To create a clipping mask, simply right click on the layer you’d like to clip, and go to “create clipping mask”. A small arrow will be pointing down to the layer below, meaning it is clipped to that layer. See below:
Clipping masks will help keep you all kinds of organized by helping you to clearly decipher which layers are meant to effect which. I often just clip my adjustment layers to whatever they are effecting, just in case I end up having to moving them around or have to put another layer below. It will save you a ton of time as your project grows.
Grouping your layers essentially merges a group of select layers into a folder; that can be opened or closed within you layer panel. Groups are an incredible way to keep your layer panel clean, as well as, keep all related layers together in one place.
To group layers, just select the layers you wish to group(CMD + CLICK on Mac | CNTRL + CLICK on PC) then press the folder icon at the bottom of the layers panel. A keyboard shortcut for this would also be CMD + G on Mac or CNTRL + G on a PC.
Adding A Layer Mask To A Group
Yes, layer masks can be applied to not only individual layers, but groups as well! How does that help me stay organized you ask? When you have a series of related layers all effecting 1 thing (lets say a person) it can be a real pain in the butt to have to go through and mask out specific layers one by one.
By adding a layer mask to your group, everything inside the group falls under 1 mask and can be masked in or out through that single group layer mask. To apply a layer mask to a group, simply select you group and click on the “Layer Mask” icon. See below for example of what it looks like:
This is particularly helpful when you have made some broad adjustments with several layers but want to fine tune them all. Instead of going through and masking individually, just group those layers and add a layer mask to your group! Keeps things streamlined, and in turn, organized.
Do Your General Adjustments Last
I have seen a lot of people who jump the gun and start to edit the overall look of their images as they go. This ends up being catastrophic to your organization. If you are adding random adjustment layers mixed throughout as your project develops, you will quickly lose track of why that blue is such a weird hue or why that rock is so underexposed.

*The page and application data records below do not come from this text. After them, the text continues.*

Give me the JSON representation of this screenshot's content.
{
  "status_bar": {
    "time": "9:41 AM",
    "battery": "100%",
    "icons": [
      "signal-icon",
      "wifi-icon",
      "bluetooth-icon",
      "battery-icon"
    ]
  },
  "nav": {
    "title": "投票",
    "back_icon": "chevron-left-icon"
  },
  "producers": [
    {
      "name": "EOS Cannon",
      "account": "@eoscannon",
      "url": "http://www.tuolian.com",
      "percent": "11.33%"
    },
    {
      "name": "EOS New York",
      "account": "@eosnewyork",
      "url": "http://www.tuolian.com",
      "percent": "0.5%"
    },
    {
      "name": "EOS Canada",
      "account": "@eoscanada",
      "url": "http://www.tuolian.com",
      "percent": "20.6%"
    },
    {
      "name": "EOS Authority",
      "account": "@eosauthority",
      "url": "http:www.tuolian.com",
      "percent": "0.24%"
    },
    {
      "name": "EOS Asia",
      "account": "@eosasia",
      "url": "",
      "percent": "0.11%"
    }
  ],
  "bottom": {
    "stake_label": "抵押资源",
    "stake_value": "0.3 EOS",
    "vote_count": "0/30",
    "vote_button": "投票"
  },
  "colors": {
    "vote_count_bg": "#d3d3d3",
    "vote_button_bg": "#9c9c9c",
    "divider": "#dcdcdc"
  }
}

Here’s how I like to go about creating my projects and encourage you to try the same:
Step 1: Bring in all your assets and put them into position: Don’t fine tune anything, just place everything where you want it to be. Build your composition!
Step 2: Fine tune the assets: When I talk about assets I mean things you are bringing into your photo. People, birds, rocks, buildings, whatever. Since you have found them a home with step 1, it’s time to make them comfortable by getting rid of fringing and ensuring their basic colouring matches its surroundings.
Step 3: Do your general adjustments: Now that your layers are mostly blended together and you’re happy with their positioning, begin to apply general adjustments. This entails colour and exposure adjustments to the image as a whole. It is in this stage that everything starts to come to life!
Now your layer panel is set up like a delicious multi layered dip. At the bottom you know you have the main bits, the sky, background, that type in thing. In the middle you know you have the people and the smaller assets. Then finally at the top, you have the general adjustments that tie everything together. Now you can quickly know where to find something within your layers panel!
Organization in Photoshop is one of those things that you likely won’t really care about until you have to. Don’t be like me; get in the habit of good organization from the very beginning of your Photoshop journey.
If you know someone that could use these tips, or you found this helpful, please SHARE this post as it really does make a difference 🙂
How do you like to stay organized? Let me know in the comments below!